▶ **ASSIGNED TASK**: Would you please copy each line of the data in which the string "April" occurs?

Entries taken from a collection
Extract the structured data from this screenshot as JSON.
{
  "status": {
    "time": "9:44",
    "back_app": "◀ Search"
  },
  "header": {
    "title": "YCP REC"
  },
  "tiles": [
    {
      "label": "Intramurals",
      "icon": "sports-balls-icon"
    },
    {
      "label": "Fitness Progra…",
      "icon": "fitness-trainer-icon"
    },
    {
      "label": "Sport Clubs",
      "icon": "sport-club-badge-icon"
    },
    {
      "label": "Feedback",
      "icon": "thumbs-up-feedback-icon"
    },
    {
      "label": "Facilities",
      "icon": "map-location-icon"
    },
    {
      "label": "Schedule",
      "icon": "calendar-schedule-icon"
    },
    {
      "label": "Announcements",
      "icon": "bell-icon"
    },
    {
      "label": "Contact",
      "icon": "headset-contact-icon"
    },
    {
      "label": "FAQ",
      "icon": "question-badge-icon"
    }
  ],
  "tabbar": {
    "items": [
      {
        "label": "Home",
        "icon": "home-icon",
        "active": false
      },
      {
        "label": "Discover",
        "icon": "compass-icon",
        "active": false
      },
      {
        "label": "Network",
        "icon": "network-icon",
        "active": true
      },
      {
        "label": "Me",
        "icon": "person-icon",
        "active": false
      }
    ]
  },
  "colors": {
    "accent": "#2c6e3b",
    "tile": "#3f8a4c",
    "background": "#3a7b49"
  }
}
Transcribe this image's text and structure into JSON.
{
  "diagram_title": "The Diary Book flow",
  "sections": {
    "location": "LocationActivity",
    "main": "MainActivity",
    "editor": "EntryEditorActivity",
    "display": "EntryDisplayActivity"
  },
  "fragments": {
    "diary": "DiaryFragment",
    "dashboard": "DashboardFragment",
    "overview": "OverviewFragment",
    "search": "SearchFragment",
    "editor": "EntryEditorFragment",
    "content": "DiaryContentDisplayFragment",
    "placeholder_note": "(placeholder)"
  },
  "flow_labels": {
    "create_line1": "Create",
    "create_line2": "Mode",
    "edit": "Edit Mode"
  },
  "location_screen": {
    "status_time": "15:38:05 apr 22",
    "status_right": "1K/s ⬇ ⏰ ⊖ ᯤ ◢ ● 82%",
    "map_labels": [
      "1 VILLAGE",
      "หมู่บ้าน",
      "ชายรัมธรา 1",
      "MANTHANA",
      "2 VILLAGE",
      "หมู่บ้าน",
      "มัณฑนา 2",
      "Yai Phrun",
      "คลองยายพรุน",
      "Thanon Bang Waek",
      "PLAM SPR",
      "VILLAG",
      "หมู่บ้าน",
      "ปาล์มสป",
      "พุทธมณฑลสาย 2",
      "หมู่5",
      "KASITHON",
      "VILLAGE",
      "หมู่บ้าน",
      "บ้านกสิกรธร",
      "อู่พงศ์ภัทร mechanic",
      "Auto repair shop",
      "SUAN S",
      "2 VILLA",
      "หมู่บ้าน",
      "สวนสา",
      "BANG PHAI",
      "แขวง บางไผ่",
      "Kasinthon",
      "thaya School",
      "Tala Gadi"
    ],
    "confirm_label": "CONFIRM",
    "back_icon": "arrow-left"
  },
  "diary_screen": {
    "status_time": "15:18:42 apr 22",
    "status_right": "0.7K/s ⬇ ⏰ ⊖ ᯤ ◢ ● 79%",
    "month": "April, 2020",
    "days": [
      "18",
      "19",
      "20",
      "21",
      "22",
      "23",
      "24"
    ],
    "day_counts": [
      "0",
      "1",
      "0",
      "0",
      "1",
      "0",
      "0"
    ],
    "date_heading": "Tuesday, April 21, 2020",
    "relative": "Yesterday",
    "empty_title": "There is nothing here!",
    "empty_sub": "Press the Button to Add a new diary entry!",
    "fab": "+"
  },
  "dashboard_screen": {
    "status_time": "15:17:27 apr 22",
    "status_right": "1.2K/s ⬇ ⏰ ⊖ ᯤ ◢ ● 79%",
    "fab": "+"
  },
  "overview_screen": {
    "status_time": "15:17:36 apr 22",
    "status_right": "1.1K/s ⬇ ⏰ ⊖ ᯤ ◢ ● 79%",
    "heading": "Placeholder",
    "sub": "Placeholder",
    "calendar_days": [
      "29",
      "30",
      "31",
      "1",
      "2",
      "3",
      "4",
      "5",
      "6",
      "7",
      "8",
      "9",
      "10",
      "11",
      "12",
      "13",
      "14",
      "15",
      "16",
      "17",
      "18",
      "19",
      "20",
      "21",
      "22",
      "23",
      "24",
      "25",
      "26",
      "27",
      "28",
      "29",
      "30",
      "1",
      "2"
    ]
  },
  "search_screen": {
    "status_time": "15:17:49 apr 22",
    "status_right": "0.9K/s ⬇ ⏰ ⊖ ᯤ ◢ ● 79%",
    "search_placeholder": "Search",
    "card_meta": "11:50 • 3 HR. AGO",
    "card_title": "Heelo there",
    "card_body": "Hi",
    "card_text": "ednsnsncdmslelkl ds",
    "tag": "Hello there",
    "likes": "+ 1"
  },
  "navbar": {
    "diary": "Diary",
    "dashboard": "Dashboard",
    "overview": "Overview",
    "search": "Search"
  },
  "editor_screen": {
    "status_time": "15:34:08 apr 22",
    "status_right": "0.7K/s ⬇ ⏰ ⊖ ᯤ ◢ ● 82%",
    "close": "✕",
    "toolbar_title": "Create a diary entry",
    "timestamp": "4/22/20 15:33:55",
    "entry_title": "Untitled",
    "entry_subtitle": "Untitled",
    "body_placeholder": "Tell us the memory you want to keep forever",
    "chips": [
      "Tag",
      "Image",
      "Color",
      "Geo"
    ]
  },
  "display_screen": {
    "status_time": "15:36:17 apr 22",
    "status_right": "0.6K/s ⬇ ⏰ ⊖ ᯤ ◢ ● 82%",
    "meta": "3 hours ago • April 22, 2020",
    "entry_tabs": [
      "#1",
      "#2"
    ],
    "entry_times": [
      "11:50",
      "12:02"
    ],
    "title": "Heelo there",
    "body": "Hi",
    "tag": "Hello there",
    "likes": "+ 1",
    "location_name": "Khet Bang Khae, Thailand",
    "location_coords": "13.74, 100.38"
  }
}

▶ **REPLY**:
    "month": "April, 2020",
    "date_heading": "Tuesday, April 21, 2020",
    "meta": "3 hours ago • April 22, 2020",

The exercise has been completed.